Thank you for helping us by reporting bad content.
Saw this article published in the Toronto Star and I felt compelled to dispel the myths that the author wrote.
First of all, traditional bibimbap is not 1000+ calories. If you go to an actual authentic Korean restaurant, it`s less than 500 calories.
The first red flag was the fact that the photo she put did NOT even match the nutritional values presented.
The photo showed a regular Bibimbap, however, the nutritional values were derived from the DOLSOT Bibimbap, which means Hot Stone Pot. Obviously it will have more calories and fat as you put oil in the rice to make sure it all does not stick to the hot stone pot.
The other red flag was the fact that she went to a Japanese-Korean restaurant that is tailored for the Western Culture. This means a larger portion and stronger flavors.
Personally I`ve been to Hosu before, and when I ordered my meal with 1/2 the portion of rice, I received 3 cups of rice. That was AFTER I said 1/2 portion. Regular bibimbap doesn`t even give you 3 cups of rice.
Nor does it serve japchae, which is the glass noodles, in it. Every Korean restaurant I`ve been to, which is well over 20, none have served japchae in the bibimbap. Every Westernized Korean restaurant I`ve been to, including Hosu, has served me ridiculous portions of food and the vegetables were more oily.
Though the one thing I have to agree on is cutting back on the bibimbap sauce, as it does have a lot of sodium.
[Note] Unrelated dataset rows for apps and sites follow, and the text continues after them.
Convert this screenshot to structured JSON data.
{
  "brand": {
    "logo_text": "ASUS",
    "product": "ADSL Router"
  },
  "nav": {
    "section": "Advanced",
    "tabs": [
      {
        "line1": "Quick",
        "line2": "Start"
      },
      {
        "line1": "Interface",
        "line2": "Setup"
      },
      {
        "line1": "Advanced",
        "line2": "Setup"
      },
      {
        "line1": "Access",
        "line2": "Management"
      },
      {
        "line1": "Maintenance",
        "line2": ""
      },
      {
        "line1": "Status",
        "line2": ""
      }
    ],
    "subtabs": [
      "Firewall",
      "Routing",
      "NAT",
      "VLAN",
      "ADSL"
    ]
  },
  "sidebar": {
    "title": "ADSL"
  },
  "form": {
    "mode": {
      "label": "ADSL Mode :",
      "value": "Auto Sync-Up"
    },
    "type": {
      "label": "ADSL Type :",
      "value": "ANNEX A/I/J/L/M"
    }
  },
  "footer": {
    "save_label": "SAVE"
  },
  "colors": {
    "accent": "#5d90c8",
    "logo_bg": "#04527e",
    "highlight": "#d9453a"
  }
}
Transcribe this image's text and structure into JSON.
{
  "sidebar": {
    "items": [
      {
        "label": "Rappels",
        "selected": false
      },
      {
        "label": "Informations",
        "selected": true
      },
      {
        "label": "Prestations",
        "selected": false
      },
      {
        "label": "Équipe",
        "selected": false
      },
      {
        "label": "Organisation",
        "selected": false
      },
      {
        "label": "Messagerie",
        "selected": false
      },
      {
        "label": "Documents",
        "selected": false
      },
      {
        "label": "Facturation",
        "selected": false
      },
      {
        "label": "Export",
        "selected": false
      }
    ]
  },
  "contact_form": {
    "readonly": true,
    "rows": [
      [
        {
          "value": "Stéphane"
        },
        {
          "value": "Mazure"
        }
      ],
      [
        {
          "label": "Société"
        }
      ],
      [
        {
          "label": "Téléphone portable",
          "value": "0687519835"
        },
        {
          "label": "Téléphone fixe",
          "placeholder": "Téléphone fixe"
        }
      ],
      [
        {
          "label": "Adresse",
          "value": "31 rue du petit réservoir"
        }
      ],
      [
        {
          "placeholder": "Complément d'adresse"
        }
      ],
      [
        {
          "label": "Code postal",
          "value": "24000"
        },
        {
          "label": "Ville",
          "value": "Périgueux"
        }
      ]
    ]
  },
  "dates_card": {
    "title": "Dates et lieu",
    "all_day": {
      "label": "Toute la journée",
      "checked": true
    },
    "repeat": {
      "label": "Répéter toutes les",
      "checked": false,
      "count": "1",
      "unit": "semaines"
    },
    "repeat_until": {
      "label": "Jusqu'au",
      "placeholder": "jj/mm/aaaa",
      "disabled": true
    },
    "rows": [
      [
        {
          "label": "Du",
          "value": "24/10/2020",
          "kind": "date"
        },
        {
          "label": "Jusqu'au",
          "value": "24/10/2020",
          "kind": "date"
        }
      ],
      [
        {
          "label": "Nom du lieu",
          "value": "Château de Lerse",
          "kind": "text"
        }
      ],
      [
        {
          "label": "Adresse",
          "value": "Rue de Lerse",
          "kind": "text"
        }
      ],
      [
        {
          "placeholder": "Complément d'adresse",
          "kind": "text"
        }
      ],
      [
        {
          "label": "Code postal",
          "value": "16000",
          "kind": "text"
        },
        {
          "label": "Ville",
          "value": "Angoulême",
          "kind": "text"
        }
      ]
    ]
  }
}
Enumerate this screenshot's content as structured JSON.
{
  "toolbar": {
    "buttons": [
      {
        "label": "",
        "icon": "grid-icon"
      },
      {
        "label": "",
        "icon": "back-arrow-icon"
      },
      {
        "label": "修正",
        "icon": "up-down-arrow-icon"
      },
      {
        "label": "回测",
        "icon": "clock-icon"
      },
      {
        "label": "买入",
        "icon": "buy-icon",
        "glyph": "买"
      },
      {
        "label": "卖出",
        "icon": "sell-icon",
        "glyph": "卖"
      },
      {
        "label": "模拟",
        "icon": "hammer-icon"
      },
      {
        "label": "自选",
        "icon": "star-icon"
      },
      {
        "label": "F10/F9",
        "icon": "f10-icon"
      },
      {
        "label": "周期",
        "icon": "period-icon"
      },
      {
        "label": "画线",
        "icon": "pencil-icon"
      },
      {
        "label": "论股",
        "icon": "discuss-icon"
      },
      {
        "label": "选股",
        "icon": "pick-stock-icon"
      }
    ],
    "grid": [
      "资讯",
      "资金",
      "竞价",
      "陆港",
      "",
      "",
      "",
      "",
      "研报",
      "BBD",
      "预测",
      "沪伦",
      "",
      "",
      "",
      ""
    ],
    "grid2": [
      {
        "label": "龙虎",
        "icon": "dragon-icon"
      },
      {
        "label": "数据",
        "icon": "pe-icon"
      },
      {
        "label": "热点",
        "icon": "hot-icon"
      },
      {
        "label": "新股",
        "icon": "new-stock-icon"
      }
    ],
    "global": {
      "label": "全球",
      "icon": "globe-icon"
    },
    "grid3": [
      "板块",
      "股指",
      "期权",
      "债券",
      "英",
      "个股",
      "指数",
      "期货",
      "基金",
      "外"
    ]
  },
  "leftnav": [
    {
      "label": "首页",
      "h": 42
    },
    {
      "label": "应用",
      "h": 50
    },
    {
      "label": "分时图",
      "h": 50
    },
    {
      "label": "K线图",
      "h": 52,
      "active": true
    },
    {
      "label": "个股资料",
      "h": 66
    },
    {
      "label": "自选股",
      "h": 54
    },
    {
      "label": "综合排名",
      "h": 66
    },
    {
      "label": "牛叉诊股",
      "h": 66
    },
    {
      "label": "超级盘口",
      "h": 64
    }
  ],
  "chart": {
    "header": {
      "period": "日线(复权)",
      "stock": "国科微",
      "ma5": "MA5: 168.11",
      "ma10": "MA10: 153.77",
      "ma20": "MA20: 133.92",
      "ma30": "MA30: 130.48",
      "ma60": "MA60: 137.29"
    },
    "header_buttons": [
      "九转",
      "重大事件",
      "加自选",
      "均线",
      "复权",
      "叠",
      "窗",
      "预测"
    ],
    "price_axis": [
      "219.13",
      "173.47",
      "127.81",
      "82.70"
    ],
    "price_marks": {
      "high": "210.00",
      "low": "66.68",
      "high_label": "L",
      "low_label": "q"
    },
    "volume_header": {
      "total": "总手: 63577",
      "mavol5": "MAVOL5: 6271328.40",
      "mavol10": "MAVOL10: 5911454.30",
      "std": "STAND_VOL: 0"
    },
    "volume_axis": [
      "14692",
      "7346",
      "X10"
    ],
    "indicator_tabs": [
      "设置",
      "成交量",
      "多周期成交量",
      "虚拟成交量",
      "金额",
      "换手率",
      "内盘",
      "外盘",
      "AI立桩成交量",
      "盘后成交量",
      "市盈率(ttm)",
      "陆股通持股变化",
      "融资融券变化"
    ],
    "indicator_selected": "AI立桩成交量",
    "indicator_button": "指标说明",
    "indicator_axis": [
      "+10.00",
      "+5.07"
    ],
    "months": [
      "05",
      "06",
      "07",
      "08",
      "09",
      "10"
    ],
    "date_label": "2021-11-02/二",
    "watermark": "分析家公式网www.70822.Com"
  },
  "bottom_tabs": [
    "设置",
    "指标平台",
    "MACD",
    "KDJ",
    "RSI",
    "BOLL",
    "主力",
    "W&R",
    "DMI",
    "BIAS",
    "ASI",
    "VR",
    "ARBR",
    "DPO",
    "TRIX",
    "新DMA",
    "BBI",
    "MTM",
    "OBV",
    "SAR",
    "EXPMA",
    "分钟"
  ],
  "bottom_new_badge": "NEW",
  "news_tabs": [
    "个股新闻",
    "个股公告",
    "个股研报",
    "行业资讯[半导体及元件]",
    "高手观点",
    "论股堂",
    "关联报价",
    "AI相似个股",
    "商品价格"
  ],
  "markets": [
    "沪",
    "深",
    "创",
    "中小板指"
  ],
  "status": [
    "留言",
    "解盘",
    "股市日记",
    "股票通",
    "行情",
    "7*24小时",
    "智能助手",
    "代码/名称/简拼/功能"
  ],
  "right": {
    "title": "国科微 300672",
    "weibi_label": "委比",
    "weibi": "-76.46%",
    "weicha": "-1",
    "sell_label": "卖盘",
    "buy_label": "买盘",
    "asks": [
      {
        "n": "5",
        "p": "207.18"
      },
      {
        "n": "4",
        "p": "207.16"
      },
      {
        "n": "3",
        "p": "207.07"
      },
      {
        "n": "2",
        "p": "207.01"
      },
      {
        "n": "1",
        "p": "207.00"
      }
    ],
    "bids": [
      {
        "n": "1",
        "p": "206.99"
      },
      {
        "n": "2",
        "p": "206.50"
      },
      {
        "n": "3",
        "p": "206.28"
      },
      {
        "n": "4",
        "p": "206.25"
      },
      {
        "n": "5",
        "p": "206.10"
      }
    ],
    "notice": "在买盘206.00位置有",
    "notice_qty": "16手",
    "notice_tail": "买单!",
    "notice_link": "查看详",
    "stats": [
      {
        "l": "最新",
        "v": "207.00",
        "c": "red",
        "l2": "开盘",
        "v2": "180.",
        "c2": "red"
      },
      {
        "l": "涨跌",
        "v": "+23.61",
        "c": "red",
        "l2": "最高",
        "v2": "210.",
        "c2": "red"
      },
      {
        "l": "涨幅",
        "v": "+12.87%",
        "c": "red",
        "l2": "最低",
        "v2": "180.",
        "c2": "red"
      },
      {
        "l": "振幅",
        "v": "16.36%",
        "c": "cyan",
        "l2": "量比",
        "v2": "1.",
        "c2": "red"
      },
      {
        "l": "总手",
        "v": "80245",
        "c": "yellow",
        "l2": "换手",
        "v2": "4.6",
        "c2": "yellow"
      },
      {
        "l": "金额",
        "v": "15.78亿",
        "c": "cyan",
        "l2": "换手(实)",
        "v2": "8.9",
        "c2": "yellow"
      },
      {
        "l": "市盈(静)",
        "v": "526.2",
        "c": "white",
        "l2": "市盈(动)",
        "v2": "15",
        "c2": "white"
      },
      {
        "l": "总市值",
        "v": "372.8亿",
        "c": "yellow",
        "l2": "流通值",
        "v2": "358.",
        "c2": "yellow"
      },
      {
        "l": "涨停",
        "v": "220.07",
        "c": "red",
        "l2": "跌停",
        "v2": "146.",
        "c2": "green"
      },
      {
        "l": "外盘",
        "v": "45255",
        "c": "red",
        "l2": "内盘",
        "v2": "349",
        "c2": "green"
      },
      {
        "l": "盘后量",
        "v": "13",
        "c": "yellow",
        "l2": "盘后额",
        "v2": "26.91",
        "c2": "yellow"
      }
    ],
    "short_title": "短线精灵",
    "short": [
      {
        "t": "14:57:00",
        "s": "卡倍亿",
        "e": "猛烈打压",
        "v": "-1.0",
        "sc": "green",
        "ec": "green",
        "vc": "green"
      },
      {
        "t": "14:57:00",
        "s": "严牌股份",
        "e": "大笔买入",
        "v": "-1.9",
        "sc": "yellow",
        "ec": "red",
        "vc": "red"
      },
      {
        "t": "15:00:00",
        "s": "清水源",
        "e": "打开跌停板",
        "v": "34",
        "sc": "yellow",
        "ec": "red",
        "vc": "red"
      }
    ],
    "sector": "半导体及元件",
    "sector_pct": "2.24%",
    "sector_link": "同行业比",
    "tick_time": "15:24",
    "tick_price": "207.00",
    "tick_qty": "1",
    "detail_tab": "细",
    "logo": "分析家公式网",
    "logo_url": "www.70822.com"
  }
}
I advise anyone who reads these articles to take it with a "grain of salt". For most foods, it does provide a more accurate account of the nutritional value. However, I found that it generalizes other cultures` food too much. Add on the fact that they only seem to visit the very Westernized restaurants that serve more than double the regular portion and use double the amount of oil to cook it.
Hope that helps!
*photo is sourcelinked*